BEGIN RECORDS FOR THE EXERCISE
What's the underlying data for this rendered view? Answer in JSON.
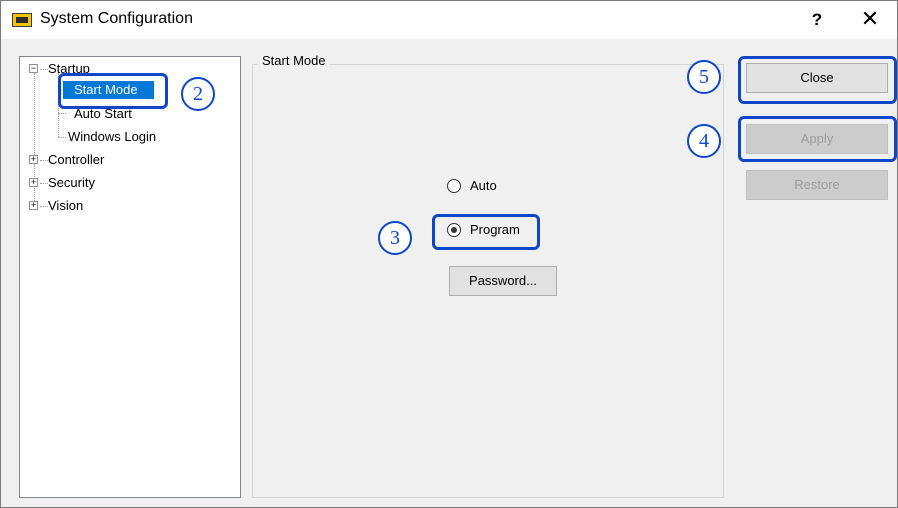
{
  "window": {
    "title": "System Configuration",
    "help": "?",
    "close": "✕"
  },
  "tree": {
    "startup": "Startup",
    "start_mode": "Start Mode",
    "auto_start": "Auto Start",
    "windows_login": "Windows Login",
    "controller": "Controller",
    "security": "Security",
    "vision": "Vision",
    "collapse_glyph": "−",
    "expand_glyph": "+"
  },
  "panel": {
    "title": "Start Mode",
    "radio_auto": "Auto",
    "radio_program": "Program",
    "selected_mode": "Program",
    "password_button": "Password..."
  },
  "buttons": {
    "close": "Close",
    "apply": "Apply",
    "restore": "Restore"
  },
  "callouts": {
    "c2": "2",
    "c3": "3",
    "c4": "4",
    "c5": "5"
  },
  "colors": {
    "highlight": "#0d47c7",
    "selection": "#0078d7"
  }
}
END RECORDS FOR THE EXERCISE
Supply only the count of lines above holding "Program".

2